(Beginning of Records for processing)
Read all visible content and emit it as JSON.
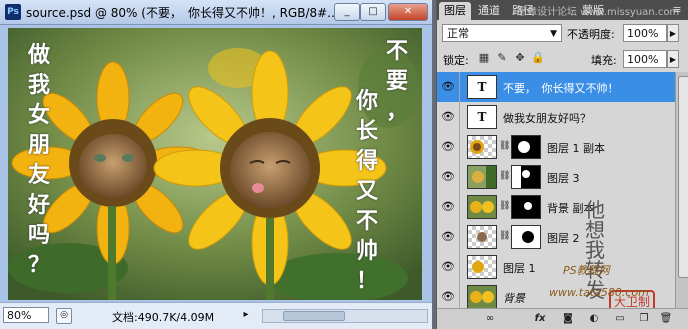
{
  "document": {
    "app_logo": "Ps",
    "title": "source.psd @ 80% (不要，　你长得又不帅！, RGB/8#...",
    "window_buttons": {
      "minimize": "_",
      "restore": "□",
      "close": "✕"
    },
    "canvas": {
      "left_text": [
        "做",
        "我",
        "女",
        "朋",
        "友",
        "好",
        "吗",
        "？"
      ],
      "right_text_col1": [
        "不",
        "要",
        "，"
      ],
      "right_text_col2": [
        "你",
        "长",
        "得",
        "又",
        "不",
        "帅",
        "！"
      ]
    },
    "status": {
      "zoom": "80%",
      "doc_size": "文档:490.7K/4.09M",
      "arrow": "▸"
    }
  },
  "layers_panel": {
    "tabs": [
      "图层",
      "通道",
      "路径",
      "蒙版"
    ],
    "top_watermark": "思缘设计论坛 www.missyuan.com",
    "blend_mode": "正常",
    "opacity_label": "不透明度:",
    "opacity_value": "100%",
    "lock_label": "锁定:",
    "fill_label": "填充:",
    "fill_value": "100%",
    "layers": [
      {
        "name": "不要，　你长得又不帅！",
        "type": "text",
        "selected": true,
        "thumb": "T"
      },
      {
        "name": "做我女朋友好吗？",
        "type": "text",
        "selected": false,
        "thumb": "T"
      },
      {
        "name": "图层 1 副本",
        "type": "masked",
        "selected": false
      },
      {
        "name": "图层 3",
        "type": "masked",
        "selected": false
      },
      {
        "name": "背景 副本",
        "type": "masked",
        "selected": false
      },
      {
        "name": "图层 2",
        "type": "masked",
        "selected": false
      },
      {
        "name": "图层 1",
        "type": "image",
        "selected": false
      },
      {
        "name": "背景",
        "type": "background",
        "selected": false
      }
    ],
    "signature": "他想我转发",
    "seal_text": "大卫制作",
    "watermark1": "PS教程网",
    "watermark2": "www.tata580.com",
    "bottom_icons": [
      "link-icon",
      "fx-icon",
      "mask-icon",
      "adjustment-icon",
      "folder-icon",
      "new-layer-icon",
      "trash-icon"
    ]
  },
  "colors": {
    "selection": "#3a8ee6",
    "title_bar": "#b4c9e8",
    "panel_bg": "#d6d6d6"
  }
}
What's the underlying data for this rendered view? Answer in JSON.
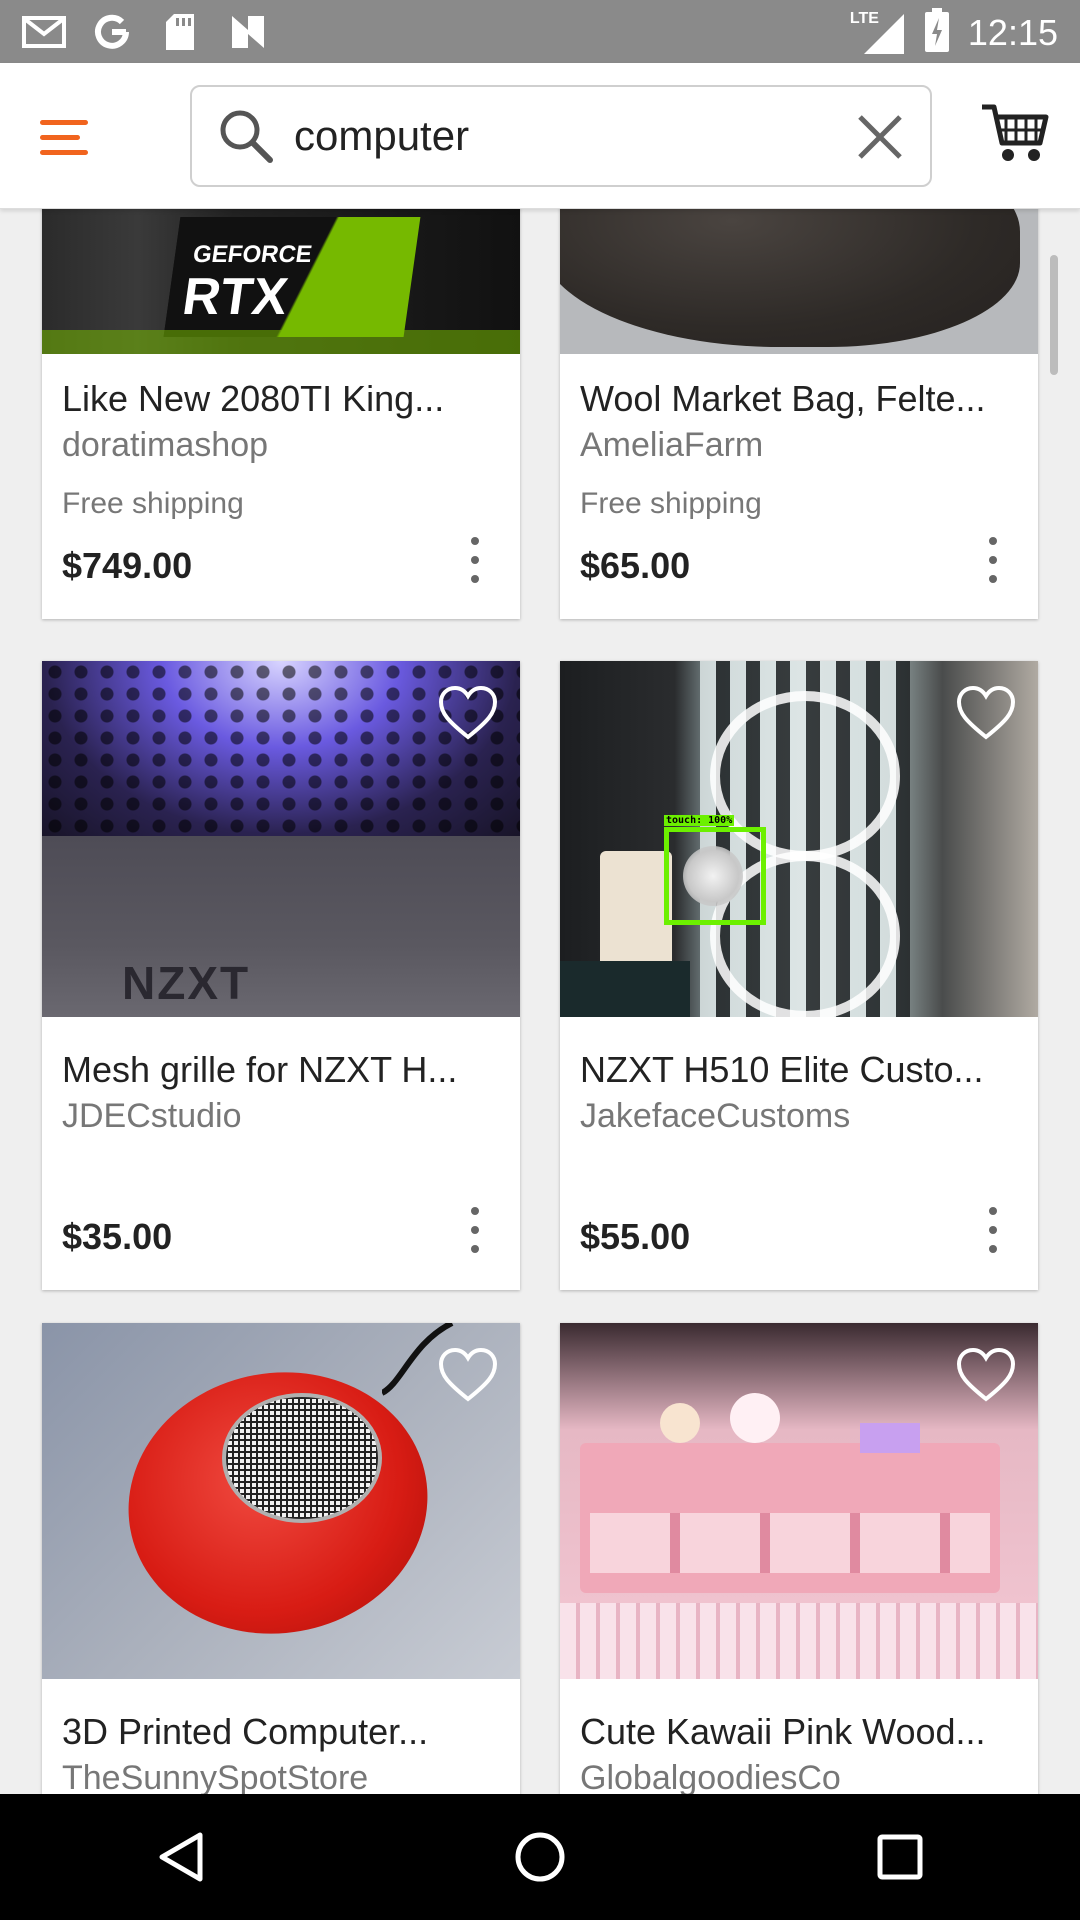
{
  "status_bar": {
    "time": "12:15",
    "network": "LTE",
    "icons": [
      "gmail-icon",
      "google-icon",
      "sd-card-icon",
      "nfc-icon",
      "signal-icon",
      "battery-icon"
    ]
  },
  "search": {
    "query": "computer"
  },
  "accent_color": "#f1641e",
  "products": [
    {
      "title": "Like New 2080TI King...",
      "shop": "doratimashop",
      "shipping": "Free shipping",
      "price": "$749.00",
      "image": "geforce-rtx-image"
    },
    {
      "title": "Wool Market Bag, Felte...",
      "shop": "AmeliaFarm",
      "shipping": "Free shipping",
      "price": "$65.00",
      "image": "wool-bag-image"
    },
    {
      "title": "Mesh grille for NZXT H...",
      "shop": "JDECstudio",
      "shipping": "",
      "price": "$35.00",
      "image": "nzxt-mesh-image",
      "image_text": "NZXT"
    },
    {
      "title": "NZXT H510 Elite Custo...",
      "shop": "JakefaceCustoms",
      "shipping": "",
      "price": "$55.00",
      "image": "nzxt-case-image",
      "detect_label": "touch: 100%"
    },
    {
      "title": "3D Printed Computer...",
      "shop": "TheSunnySpotStore",
      "shipping": "",
      "price": "",
      "image": "red-speaker-image"
    },
    {
      "title": "Cute Kawaii Pink Wood...",
      "shop": "GlobalgoodiesCo",
      "shipping": "",
      "price": "",
      "image": "pink-desk-image"
    }
  ]
}
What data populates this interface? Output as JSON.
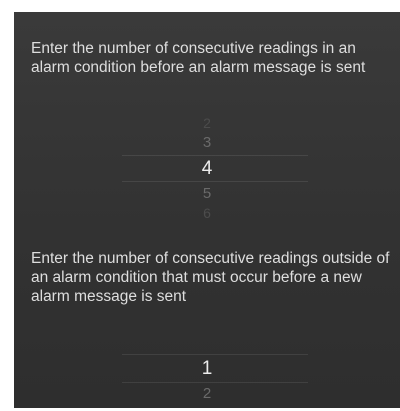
{
  "readings_in_alarm": {
    "instruction": "Enter the number of consecutive readings in an alarm condition before an alarm message is sent",
    "options": [
      "2",
      "3",
      "4",
      "5",
      "6"
    ],
    "selected": "4"
  },
  "readings_outside_alarm": {
    "instruction": "Enter the number of consecutive readings outside of an alarm condition that must occur before a new alarm message is sent",
    "options": [
      "1",
      "2"
    ],
    "selected": "1"
  }
}
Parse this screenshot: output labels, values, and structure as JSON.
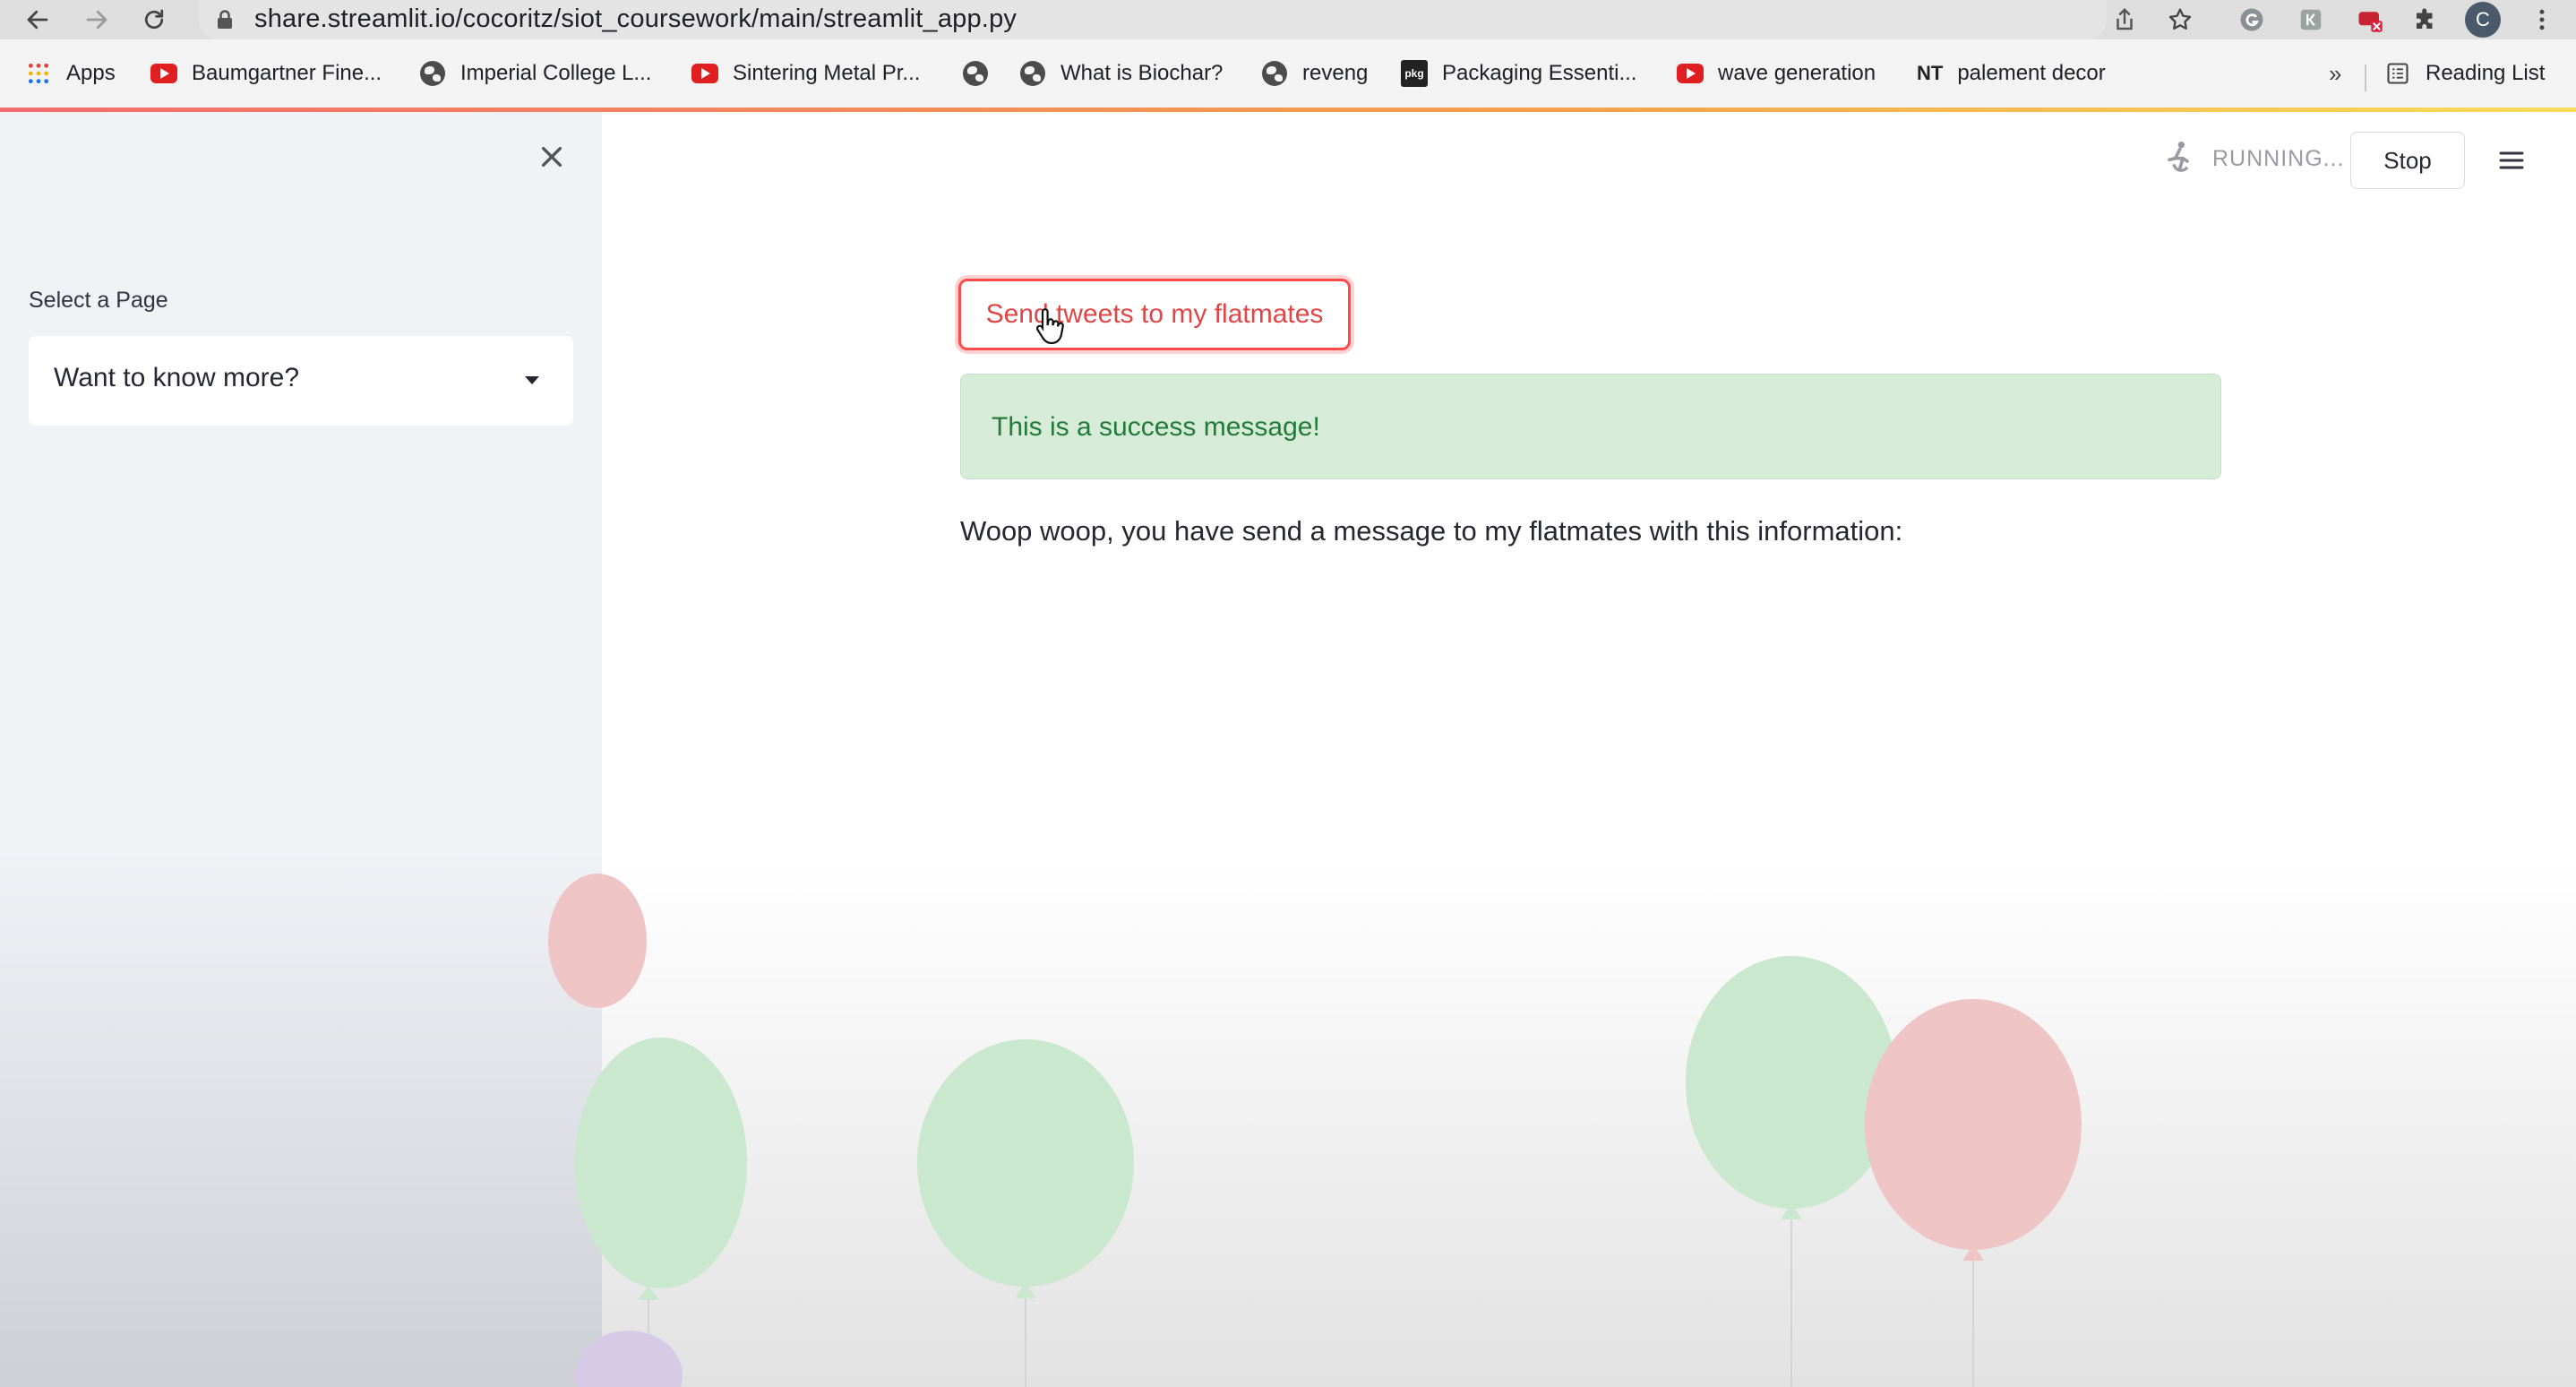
{
  "browser": {
    "url": "share.streamlit.io/cocoritz/siot_coursework/main/streamlit_app.py",
    "avatar_initial": "C",
    "bookmarks": [
      {
        "label": "Apps",
        "icon": "apps-grid-icon"
      },
      {
        "label": "Baumgartner Fine...",
        "icon": "youtube-icon"
      },
      {
        "label": "Imperial College L...",
        "icon": "globe-icon"
      },
      {
        "label": "Sintering Metal Pr...",
        "icon": "youtube-icon"
      },
      {
        "label": "",
        "icon": "globe-icon"
      },
      {
        "label": "What is Biochar?",
        "icon": "globe-icon"
      },
      {
        "label": "reveng",
        "icon": "globe-icon"
      },
      {
        "label": "Packaging Essenti...",
        "icon": "packaging-icon"
      },
      {
        "label": "wave generation",
        "icon": "youtube-icon"
      },
      {
        "label": "palement decor",
        "icon_text": "NT"
      }
    ],
    "overflow": "»",
    "reading_list": "Reading List"
  },
  "sidebar": {
    "select_label": "Select a Page",
    "select_value": "Want to know more?"
  },
  "header": {
    "status": "RUNNING...",
    "stop_label": "Stop"
  },
  "main": {
    "send_button_label": "Send tweets to my flatmates",
    "success_message": "This is a success message!",
    "info_text": "Woop woop, you have send a message to my flatmates with this information:"
  },
  "colors": {
    "primary": "#ff4b4b",
    "success_bg": "#d6ecd9",
    "success_text": "#227b37",
    "sidebar_bg": "#f0f2f6",
    "balloon_green": "#c9e8cd",
    "balloon_red": "#efc4c4",
    "balloon_purple": "#d6cbe6"
  }
}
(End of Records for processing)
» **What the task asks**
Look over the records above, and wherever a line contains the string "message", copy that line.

» **Result**
    "instruction": "Enter the number of consecutive readings in an alarm condition before an alarm message is sent",
    "instruction": "Enter the number of consecutive readings outside of an alarm condition that must occur before a new alarm message is sent",
    "success_message": "This is a success message!",
    "info_text": "Woop woop, you have send a message to my flatmates with this information:"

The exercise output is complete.